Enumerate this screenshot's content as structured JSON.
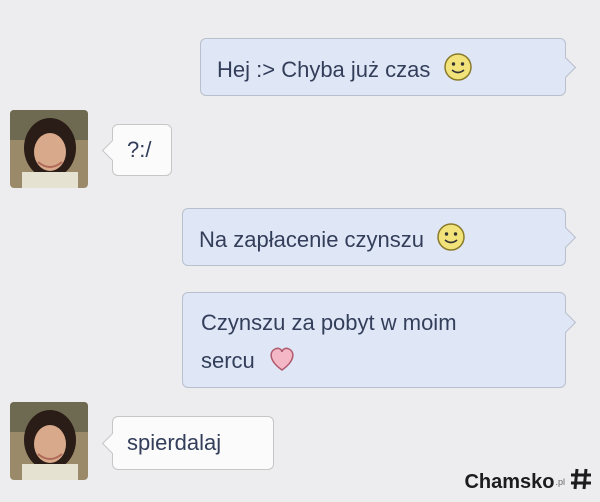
{
  "messages": [
    {
      "side": "out",
      "text": "Hej :> Chyba już czas",
      "emoji": "smile-emoji"
    },
    {
      "side": "in",
      "text": "?:/"
    },
    {
      "side": "out",
      "text": "Na zapłacenie czynszu",
      "emoji": "smile-emoji"
    },
    {
      "side": "out",
      "line1": "Czynszu za pobyt w moim",
      "line2": "sercu",
      "emoji": "heart-emoji"
    },
    {
      "side": "in",
      "text": "spierdalaj"
    }
  ],
  "watermark": {
    "brand": "Chamsko",
    "domain": ".pl"
  },
  "colors": {
    "background": "#ededf0",
    "outgoing": "#dfe7f6",
    "incoming": "#fbfbfb",
    "text": "#333e5a"
  }
}
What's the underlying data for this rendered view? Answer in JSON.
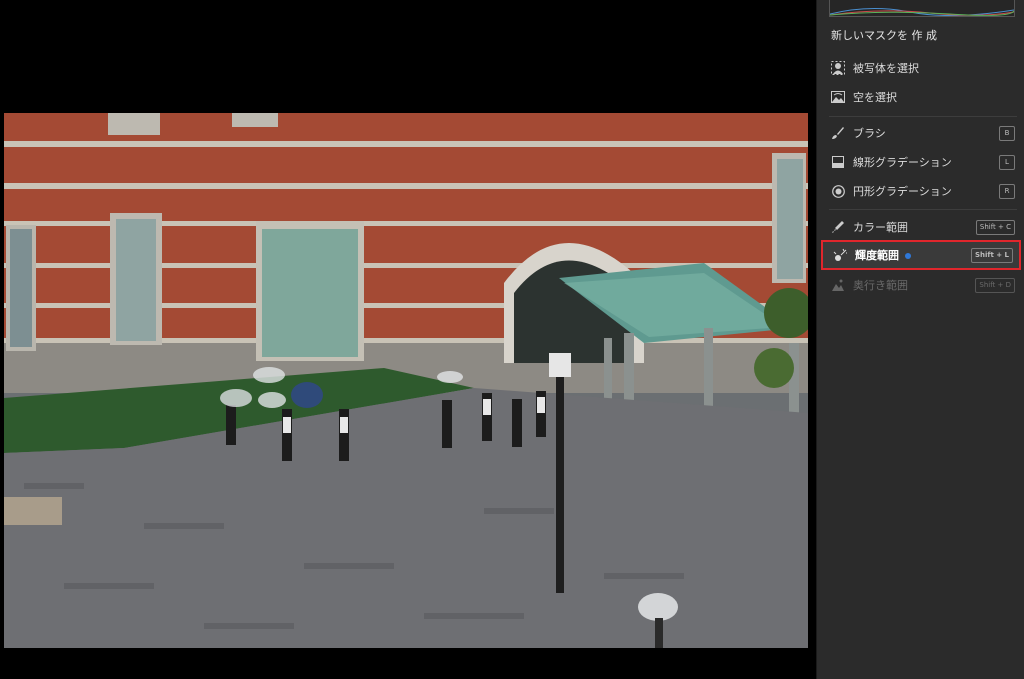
{
  "panel": {
    "title": "新しいマスクを 作 成",
    "items": [
      {
        "label": "被写体を選択",
        "icon": "person-select-icon",
        "shortcut": ""
      },
      {
        "label": "空を選択",
        "icon": "sky-select-icon",
        "shortcut": ""
      },
      {
        "label": "ブラシ",
        "icon": "brush-icon",
        "shortcut": "B"
      },
      {
        "label": "線形グラデーション",
        "icon": "linear-gradient-icon",
        "shortcut": "L"
      },
      {
        "label": "円形グラデーション",
        "icon": "radial-gradient-icon",
        "shortcut": "R"
      },
      {
        "label": "カラー範囲",
        "icon": "color-range-icon",
        "shortcut": "Shift + C"
      },
      {
        "label": "輝度範囲",
        "icon": "luminance-range-icon",
        "shortcut": "Shift + L",
        "selected": true
      },
      {
        "label": "奥行き範囲",
        "icon": "depth-range-icon",
        "shortcut": "Shift + D",
        "disabled": true
      }
    ]
  },
  "colors": {
    "panel_bg": "#2b2b2b",
    "highlight": "#e0262c",
    "indicator_dot": "#2f78d8"
  }
}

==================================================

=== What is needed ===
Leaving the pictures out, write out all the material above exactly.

=== Response to this task ===
Enumerate this screenshot's content as structured JSON.
{
  "messages": [
    {
      "side": "out",
      "text": "Hej :> Chyba już czas",
      "emoji": "smile-emoji"
    },
    {
      "side": "in",
      "text": "?:/"
    },
    {
      "side": "out",
      "text": "Na zapłacenie czynszu",
      "emoji": "smile-emoji"
    },
    {
      "side": "out",
      "line1": "Czynszu za pobyt w moim",
      "line2": "sercu",
      "emoji": "heart-emoji"
    },
    {
      "side": "in",
      "text": "spierdalaj"
    }
  ],
  "watermark": {
    "brand": "Chamsko",
    "domain": ".pl"
  },
  "colors": {
    "background": "#ededf0",
    "outgoing": "#dfe7f6",
    "incoming": "#fbfbfb",
    "text": "#333e5a"
  }
}
What's the underlying data for this rendered view? Answer in JSON.
{
  "panel": {
    "title": "新しいマスクを 作 成",
    "items": [
      {
        "label": "被写体を選択",
        "icon": "person-select-icon",
        "shortcut": ""
      },
      {
        "label": "空を選択",
        "icon": "sky-select-icon",
        "shortcut": ""
      },
      {
        "label": "ブラシ",
        "icon": "brush-icon",
        "shortcut": "B"
      },
      {
        "label": "線形グラデーション",
        "icon": "linear-gradient-icon",
        "shortcut": "L"
      },
      {
        "label": "円形グラデーション",
        "icon": "radial-gradient-icon",
        "shortcut": "R"
      },
      {
        "label": "カラー範囲",
        "icon": "color-range-icon",
        "shortcut": "Shift + C"
      },
      {
        "label": "輝度範囲",
        "icon": "luminance-range-icon",
        "shortcut": "Shift + L",
        "selected": true
      },
      {
        "label": "奥行き範囲",
        "icon": "depth-range-icon",
        "shortcut": "Shift + D",
        "disabled": true
      }
    ]
  },
  "colors": {
    "panel_bg": "#2b2b2b",
    "highlight": "#e0262c",
    "indicator_dot": "#2f78d8"
  }
}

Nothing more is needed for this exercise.